As I have already stated, 'railway', as contemplated by Clause (12), is 'railway' as defined in Sub-section (4) of Section 3, Railways Act. That definition defines 'railway' as railway 'for the public carriage of passengers, animals or goods.' The 'railway' contemplated, therefore, is a railway which is employed in the transport of goods, animals or passengers on behalf of and for the public and which must cater to the public, if required, provided accommodation is available. It is hardly possible that the railway which is employed in clearing the City's refuse and taking them to the dumping ground is a railway for public carriage.
In the second place, the only clauses of sub-s. (4) under which the present case might conceivably come would be Clause (a) and (c). The first speaks of all land within the fences or other boundary-marks indicating the limits of the land appertaining to the railway. The second, so far as is material, speaks of stations. It may be conceded that a railway platform would come under one or other of those clauses, but Clause (12) of Schedule II, Workmen's Compensation Act, speaks of a person who is 'employed upon a railway'. It is noticeable that the definition of 'railway' does not include railway wagons and if the present case is to be brought under Clause (12) it will have to be held that the deceased person was a workman, because he was employed upon a railway platform. To my mind, 'employed upon a railway' means employed upon or employed in some work to be done on or in regard to the various places or component 'parts of a railway, as enumerated in the definition section. In the present case, if the deceased workman can be said to have been employed on anything concerning a railway at all, he was employed only in unloading the refuse into the railway wagons, but wagons are not included in the definition of 'railway'. So far as the platform is concerned, he was only walking over it, but doing nothing to it.
6. It was also pointed out by the learned Advocate for the Corporation that in order that the Corporation could be said to be fulfilling a contract with the Railway Administration, the railway concerned in the present case would have to be a separate administration and not an organisation owned by the Corporation itself.
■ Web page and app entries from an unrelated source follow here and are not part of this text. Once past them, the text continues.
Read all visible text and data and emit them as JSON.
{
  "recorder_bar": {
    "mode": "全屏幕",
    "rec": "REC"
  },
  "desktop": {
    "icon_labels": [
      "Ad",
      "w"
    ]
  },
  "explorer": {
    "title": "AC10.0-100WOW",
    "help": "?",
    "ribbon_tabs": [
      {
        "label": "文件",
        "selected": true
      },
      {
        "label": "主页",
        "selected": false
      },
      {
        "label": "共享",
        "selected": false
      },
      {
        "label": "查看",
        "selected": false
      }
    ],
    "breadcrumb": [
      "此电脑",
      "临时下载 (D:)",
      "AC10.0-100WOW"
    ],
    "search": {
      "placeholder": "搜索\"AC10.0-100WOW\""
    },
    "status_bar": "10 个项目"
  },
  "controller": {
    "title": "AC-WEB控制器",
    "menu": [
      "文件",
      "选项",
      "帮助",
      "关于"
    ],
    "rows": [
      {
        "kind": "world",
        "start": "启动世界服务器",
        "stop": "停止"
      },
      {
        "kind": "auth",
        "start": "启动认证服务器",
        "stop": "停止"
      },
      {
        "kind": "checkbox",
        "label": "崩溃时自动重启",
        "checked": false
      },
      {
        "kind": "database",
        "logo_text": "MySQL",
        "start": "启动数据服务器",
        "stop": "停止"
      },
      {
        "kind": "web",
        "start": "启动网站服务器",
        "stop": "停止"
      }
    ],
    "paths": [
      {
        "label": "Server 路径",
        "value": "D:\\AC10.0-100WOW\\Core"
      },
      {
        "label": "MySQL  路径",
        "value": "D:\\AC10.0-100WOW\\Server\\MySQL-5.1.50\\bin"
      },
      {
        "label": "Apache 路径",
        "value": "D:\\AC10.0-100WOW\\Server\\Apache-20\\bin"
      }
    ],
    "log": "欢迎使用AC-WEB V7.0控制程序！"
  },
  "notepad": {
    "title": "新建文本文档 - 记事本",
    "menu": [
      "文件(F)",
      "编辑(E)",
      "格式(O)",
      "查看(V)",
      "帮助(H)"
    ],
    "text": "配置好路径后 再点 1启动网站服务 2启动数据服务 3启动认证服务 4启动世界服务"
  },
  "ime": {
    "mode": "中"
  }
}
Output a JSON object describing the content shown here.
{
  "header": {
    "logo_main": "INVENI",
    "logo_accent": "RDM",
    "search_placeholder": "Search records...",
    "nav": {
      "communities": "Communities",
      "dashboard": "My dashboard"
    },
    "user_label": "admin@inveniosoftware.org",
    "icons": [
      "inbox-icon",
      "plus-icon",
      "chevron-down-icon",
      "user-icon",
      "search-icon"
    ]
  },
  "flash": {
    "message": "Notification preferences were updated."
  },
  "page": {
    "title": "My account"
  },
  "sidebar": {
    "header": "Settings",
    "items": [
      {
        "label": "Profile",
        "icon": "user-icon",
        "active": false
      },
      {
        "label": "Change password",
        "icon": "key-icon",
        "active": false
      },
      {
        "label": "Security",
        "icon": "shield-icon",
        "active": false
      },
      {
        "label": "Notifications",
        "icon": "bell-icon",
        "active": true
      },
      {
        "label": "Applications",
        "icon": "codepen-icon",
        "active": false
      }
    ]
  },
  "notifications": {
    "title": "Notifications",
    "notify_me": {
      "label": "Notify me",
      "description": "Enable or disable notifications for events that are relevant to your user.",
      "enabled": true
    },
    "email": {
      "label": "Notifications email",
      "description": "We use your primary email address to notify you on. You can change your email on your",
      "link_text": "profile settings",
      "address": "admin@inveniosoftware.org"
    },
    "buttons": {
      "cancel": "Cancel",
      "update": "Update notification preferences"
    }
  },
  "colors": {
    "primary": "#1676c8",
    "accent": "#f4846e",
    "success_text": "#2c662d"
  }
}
That proposition is obviously correct and it is again a question of fact as to whether the railway which carries the City's refuse is the property of the Corporation or is an independent organisation.
7. Having regard to the numerousness of the questions of fact which require to be found hi the appellant's favour before the case of her husband can be brought under Clause (12) and having regard to the obvious difficulties, some of which I have mentioned, I am not inclined to entertain an argument under Clause (12), raised for the first time in appeal.
8. The appeal is accordingly dismissed, but we shall make no order as to costs.
S.R. Das Gupta J.
9. I agree.